◆ Exercise details ◆
Filter the listing below down to the lines containing the word "JSON".
——
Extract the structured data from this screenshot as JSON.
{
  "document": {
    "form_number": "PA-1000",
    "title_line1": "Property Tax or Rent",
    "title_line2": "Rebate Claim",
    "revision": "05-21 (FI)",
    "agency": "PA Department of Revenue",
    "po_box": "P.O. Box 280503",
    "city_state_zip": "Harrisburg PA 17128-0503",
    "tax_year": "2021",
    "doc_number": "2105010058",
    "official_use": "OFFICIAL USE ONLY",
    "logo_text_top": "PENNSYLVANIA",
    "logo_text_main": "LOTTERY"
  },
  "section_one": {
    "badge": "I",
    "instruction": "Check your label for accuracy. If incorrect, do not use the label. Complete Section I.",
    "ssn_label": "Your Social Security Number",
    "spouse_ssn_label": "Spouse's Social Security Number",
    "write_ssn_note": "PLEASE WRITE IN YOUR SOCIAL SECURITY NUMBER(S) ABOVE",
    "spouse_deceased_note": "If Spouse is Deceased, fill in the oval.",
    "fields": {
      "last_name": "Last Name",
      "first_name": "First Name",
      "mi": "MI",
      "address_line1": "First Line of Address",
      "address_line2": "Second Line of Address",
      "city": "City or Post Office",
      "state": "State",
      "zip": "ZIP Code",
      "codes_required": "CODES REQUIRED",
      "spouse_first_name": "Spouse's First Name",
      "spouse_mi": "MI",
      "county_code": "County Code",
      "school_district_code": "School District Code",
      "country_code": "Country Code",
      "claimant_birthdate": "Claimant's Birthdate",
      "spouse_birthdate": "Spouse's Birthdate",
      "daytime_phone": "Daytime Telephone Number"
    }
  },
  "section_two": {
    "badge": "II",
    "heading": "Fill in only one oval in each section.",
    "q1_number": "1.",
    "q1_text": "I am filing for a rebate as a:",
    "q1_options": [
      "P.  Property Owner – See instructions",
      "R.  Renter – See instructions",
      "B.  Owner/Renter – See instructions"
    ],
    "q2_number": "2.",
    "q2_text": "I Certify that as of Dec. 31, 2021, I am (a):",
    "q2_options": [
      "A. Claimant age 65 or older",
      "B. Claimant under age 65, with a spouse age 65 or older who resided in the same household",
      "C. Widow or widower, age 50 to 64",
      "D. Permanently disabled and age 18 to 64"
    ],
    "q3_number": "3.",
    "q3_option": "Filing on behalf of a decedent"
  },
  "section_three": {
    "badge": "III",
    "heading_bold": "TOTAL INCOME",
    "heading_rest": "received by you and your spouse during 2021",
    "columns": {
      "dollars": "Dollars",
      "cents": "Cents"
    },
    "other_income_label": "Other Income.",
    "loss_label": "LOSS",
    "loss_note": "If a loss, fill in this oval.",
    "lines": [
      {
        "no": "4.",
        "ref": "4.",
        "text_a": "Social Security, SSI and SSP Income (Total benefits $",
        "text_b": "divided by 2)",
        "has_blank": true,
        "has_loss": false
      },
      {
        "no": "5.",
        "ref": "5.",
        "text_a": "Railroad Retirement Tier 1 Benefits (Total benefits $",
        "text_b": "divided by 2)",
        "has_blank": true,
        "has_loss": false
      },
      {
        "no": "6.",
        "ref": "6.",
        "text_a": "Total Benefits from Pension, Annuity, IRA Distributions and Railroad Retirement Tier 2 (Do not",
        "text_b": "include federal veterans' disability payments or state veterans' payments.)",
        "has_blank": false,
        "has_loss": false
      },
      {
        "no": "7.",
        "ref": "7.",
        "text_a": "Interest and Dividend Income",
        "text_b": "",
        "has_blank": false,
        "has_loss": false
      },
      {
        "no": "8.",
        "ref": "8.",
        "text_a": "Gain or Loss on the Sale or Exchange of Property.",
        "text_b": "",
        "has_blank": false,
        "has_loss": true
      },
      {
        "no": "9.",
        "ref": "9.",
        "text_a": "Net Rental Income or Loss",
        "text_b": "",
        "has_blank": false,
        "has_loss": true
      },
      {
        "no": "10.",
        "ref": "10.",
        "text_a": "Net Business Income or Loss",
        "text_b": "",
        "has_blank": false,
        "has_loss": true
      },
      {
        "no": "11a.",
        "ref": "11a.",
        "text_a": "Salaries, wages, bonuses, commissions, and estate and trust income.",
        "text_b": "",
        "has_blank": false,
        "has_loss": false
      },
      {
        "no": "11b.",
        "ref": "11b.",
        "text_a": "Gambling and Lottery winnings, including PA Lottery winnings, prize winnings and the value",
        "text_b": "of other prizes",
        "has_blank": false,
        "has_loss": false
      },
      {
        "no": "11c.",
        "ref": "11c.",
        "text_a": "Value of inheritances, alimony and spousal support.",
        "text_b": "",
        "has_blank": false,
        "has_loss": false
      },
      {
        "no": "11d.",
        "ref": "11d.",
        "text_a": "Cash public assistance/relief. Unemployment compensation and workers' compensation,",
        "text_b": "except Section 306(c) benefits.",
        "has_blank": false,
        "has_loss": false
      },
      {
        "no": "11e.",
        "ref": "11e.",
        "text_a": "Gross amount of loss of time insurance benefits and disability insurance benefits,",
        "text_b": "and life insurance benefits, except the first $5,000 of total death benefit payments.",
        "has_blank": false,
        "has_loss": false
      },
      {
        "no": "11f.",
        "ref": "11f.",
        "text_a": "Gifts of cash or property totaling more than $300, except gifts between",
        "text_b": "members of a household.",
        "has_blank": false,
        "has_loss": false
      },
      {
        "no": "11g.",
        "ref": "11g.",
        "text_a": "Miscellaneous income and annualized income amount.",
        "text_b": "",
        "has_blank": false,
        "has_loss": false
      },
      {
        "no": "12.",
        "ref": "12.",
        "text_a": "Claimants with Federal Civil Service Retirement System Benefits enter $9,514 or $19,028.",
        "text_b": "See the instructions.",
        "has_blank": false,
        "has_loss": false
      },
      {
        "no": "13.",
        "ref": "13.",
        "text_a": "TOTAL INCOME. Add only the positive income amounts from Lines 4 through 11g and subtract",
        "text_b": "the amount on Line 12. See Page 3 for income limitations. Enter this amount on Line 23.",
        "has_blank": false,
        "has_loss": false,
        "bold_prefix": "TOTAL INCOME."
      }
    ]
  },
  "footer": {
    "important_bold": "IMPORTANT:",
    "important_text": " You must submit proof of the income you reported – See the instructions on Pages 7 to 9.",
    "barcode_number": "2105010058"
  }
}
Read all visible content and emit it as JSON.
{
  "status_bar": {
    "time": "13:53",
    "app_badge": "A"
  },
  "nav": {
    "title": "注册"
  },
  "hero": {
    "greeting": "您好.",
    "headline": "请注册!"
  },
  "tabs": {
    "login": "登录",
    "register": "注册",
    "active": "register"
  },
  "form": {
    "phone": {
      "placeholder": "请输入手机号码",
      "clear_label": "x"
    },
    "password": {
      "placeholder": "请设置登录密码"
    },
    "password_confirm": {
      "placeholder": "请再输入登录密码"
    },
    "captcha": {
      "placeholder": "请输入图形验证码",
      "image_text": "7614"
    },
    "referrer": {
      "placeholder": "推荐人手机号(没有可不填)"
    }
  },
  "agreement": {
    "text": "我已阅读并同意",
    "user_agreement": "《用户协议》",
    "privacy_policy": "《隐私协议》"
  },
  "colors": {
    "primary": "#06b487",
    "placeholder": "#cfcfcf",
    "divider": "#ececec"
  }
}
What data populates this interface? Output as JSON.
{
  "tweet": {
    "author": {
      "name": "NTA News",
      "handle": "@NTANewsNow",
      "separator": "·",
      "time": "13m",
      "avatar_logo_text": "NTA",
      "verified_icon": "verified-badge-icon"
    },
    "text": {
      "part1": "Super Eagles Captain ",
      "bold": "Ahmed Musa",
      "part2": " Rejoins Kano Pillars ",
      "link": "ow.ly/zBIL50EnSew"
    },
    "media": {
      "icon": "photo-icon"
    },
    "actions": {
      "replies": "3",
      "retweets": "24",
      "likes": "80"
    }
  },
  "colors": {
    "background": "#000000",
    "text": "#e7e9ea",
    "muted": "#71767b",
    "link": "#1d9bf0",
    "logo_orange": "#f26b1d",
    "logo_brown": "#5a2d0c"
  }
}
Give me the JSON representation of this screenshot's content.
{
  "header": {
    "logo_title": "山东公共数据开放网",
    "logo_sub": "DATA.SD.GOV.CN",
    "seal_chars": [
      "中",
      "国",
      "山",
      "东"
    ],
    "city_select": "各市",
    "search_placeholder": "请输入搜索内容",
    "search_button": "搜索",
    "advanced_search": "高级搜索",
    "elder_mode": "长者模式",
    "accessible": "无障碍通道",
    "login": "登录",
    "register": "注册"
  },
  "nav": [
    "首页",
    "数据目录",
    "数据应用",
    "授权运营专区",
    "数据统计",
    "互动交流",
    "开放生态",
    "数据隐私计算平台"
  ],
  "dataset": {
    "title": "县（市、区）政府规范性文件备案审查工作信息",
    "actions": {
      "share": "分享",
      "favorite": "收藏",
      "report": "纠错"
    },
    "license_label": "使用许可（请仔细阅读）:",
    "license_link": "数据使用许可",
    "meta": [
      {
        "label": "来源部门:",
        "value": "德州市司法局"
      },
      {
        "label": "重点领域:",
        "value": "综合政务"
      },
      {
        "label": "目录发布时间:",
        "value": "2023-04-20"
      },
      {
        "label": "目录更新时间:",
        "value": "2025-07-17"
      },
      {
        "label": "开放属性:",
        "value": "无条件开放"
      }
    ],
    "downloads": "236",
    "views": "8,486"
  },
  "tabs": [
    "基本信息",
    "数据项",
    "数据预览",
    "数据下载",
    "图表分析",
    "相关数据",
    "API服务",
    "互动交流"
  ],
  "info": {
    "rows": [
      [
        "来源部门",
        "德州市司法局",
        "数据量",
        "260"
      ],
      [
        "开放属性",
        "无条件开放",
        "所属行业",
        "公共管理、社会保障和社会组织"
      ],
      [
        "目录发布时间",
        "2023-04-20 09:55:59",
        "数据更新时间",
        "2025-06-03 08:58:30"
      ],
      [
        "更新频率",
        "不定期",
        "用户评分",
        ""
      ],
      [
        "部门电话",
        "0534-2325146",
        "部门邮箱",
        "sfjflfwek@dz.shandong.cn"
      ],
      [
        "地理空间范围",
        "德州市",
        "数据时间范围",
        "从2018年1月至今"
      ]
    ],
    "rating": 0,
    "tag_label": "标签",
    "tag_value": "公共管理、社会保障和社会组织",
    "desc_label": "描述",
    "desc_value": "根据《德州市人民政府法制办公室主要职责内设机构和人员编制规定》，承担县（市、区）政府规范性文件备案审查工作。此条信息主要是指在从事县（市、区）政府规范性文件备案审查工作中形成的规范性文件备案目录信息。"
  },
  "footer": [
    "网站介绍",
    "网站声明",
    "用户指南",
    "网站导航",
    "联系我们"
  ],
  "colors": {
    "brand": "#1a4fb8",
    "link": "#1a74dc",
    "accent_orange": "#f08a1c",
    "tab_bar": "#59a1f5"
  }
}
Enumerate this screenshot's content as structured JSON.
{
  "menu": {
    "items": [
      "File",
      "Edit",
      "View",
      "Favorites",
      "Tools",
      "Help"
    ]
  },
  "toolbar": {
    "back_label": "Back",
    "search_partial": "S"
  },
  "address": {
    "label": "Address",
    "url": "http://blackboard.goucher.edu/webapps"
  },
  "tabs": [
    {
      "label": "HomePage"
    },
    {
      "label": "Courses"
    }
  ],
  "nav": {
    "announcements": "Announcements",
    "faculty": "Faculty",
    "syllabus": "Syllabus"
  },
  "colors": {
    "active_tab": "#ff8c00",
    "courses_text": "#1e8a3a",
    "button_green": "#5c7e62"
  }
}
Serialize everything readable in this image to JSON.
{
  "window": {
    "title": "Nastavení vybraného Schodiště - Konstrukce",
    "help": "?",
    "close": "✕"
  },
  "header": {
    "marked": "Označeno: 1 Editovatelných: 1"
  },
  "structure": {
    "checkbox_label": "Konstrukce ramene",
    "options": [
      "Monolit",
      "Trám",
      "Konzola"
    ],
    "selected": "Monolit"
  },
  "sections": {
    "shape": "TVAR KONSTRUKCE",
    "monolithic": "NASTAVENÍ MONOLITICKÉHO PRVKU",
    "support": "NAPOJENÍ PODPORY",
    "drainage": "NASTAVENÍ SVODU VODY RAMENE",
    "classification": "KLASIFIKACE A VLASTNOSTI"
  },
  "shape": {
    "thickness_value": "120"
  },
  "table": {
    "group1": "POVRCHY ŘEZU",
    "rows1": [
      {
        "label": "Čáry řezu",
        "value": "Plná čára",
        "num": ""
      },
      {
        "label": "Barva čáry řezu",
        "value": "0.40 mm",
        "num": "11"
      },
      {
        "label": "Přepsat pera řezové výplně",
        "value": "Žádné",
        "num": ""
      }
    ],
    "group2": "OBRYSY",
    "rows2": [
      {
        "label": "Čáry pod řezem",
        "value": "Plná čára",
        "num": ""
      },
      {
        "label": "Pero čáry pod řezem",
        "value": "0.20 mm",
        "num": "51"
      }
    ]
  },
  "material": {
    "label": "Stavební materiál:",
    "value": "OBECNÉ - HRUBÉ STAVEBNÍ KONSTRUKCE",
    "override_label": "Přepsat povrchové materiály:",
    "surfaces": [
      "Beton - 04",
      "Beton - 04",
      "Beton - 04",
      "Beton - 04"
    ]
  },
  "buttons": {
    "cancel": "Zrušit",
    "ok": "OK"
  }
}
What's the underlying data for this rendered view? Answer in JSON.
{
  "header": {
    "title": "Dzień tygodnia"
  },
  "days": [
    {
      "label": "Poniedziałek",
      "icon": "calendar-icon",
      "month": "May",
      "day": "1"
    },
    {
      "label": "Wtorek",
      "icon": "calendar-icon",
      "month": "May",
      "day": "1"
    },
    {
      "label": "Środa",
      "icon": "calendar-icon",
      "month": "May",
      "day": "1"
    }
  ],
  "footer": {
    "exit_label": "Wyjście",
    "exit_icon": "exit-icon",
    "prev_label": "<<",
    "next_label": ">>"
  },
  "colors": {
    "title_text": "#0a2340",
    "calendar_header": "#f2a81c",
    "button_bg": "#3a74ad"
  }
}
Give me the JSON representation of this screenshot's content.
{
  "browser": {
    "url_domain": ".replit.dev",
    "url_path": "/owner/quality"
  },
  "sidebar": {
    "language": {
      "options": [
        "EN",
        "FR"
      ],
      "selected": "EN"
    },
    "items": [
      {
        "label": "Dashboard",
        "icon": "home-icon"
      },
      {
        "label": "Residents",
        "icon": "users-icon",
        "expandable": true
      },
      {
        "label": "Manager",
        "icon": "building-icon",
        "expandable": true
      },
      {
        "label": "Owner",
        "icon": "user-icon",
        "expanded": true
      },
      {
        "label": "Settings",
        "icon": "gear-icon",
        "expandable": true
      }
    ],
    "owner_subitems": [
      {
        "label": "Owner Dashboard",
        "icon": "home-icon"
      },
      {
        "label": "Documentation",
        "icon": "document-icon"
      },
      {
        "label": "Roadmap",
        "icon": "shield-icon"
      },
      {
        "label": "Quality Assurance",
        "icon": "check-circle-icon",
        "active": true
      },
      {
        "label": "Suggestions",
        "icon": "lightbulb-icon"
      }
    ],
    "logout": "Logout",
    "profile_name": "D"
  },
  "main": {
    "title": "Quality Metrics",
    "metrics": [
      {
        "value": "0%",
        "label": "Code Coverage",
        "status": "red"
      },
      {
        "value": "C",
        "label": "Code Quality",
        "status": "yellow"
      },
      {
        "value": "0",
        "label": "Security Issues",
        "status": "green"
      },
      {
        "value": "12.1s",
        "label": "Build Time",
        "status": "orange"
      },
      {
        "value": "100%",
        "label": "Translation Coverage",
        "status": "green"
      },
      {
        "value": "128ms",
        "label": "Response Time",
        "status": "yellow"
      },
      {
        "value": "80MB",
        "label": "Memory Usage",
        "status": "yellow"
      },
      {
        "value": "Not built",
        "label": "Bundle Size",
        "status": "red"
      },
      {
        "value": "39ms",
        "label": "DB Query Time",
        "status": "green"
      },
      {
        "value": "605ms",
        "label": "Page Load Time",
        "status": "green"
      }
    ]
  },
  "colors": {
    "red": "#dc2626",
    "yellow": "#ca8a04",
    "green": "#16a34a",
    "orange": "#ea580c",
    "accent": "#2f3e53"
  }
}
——
◆ Solution to the problem ◆
Extract the structured data from this screenshot as JSON.
Read all visible content and emit it as JSON.
What data populates this interface? Output as JSON.
Give me the JSON representation of this screenshot's content.
Enumerate this screenshot's content as structured JSON.
Serialize everything readable in this image to JSON.
What's the underlying data for this rendered view? Answer in JSON.
Give me the JSON representation of this screenshot's content.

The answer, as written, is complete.